Dataset records =>
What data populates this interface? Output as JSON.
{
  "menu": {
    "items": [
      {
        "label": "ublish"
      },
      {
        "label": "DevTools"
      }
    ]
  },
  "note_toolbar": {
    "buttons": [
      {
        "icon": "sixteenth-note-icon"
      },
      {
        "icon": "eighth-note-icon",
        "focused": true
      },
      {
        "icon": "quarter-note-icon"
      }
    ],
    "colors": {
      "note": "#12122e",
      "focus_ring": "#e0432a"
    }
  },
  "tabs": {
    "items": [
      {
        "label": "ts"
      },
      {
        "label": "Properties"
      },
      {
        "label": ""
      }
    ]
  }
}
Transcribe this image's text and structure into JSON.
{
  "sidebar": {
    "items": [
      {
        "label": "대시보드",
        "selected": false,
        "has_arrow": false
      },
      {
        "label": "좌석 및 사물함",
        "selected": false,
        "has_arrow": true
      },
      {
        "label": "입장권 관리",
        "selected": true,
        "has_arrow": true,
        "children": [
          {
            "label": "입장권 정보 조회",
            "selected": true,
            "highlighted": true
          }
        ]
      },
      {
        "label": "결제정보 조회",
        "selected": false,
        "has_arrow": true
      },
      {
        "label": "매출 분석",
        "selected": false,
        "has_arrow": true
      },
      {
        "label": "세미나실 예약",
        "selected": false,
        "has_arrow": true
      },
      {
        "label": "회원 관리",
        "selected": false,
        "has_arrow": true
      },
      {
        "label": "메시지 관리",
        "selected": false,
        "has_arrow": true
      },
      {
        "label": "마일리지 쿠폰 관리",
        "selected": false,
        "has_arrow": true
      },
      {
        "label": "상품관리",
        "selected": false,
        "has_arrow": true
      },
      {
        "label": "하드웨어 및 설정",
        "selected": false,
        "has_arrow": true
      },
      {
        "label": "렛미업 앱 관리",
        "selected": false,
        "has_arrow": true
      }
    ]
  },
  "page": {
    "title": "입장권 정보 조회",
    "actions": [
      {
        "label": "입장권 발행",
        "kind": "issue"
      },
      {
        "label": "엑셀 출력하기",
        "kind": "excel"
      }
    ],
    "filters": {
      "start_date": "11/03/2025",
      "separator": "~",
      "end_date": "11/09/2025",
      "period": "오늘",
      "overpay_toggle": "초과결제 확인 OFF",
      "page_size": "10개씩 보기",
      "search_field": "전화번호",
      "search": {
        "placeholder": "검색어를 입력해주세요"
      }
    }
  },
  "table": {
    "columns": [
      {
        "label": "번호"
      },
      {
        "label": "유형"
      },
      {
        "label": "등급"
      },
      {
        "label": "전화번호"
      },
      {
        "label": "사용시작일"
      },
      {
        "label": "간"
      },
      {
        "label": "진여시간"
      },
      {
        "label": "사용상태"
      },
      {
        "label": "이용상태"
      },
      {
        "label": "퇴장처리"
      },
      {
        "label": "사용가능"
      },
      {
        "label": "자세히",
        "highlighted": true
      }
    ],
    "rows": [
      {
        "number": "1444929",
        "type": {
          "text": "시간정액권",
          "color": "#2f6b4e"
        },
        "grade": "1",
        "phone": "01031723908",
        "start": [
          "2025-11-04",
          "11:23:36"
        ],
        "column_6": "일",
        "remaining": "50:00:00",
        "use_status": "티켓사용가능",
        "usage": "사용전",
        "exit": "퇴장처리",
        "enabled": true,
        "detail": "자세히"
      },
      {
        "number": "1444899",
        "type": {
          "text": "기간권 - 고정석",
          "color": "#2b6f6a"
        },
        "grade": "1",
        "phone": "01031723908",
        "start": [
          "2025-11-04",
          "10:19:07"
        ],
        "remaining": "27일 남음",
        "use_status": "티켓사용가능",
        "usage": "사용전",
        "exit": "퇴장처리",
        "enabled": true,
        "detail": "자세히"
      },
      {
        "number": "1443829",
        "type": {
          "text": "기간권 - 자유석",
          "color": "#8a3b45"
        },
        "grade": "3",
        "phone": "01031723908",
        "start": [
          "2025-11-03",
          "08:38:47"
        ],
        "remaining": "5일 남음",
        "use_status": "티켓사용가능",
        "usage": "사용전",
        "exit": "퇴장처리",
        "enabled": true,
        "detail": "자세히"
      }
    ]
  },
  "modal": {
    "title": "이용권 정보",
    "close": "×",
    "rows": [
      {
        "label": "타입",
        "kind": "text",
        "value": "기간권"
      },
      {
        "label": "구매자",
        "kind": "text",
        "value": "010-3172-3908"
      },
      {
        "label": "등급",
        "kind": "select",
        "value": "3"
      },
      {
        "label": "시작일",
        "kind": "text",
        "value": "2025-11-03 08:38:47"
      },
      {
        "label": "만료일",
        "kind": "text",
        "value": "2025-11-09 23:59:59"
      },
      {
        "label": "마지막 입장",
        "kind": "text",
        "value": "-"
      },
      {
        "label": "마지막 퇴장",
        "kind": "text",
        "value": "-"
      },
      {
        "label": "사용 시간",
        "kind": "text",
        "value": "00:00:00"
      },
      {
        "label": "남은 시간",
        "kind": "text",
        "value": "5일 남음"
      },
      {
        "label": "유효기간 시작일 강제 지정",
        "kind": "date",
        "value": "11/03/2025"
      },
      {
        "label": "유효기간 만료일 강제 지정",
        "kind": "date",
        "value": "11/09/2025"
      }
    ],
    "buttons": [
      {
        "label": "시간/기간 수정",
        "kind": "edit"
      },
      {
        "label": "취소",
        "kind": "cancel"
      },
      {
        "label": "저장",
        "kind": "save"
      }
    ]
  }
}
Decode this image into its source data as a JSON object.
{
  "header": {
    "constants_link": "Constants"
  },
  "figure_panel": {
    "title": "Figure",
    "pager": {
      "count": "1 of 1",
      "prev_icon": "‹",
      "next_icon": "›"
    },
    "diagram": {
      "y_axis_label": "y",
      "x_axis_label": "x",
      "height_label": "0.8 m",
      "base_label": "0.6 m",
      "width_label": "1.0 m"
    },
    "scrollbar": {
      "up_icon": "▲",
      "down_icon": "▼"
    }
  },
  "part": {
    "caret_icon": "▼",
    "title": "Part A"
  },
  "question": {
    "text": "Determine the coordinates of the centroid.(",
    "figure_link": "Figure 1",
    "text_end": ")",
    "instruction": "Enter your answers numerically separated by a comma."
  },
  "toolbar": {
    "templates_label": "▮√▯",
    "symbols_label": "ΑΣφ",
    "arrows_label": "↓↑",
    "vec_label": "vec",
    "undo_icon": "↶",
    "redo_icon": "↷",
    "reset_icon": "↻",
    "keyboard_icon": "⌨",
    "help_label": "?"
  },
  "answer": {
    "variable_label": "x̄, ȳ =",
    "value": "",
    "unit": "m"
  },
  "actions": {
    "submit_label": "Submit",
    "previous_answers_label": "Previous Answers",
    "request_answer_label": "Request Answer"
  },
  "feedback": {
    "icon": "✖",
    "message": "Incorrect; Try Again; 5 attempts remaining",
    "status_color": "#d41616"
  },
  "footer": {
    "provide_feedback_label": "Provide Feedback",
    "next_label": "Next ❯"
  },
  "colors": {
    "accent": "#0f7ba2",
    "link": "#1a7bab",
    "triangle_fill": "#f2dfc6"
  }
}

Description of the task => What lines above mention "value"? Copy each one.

Answer to this problem =>
        "value": "기간권"
        "value": "010-3172-3908"
        "value": "3"
        "value": "2025-11-03 08:38:47"
        "value": "2025-11-09 23:59:59"
        "value": "-"
        "value": "-"
        "value": "00:00:00"
        "value": "5일 남음"
        "value": "11/03/2025"
        "value": "11/09/2025"
    "value": "",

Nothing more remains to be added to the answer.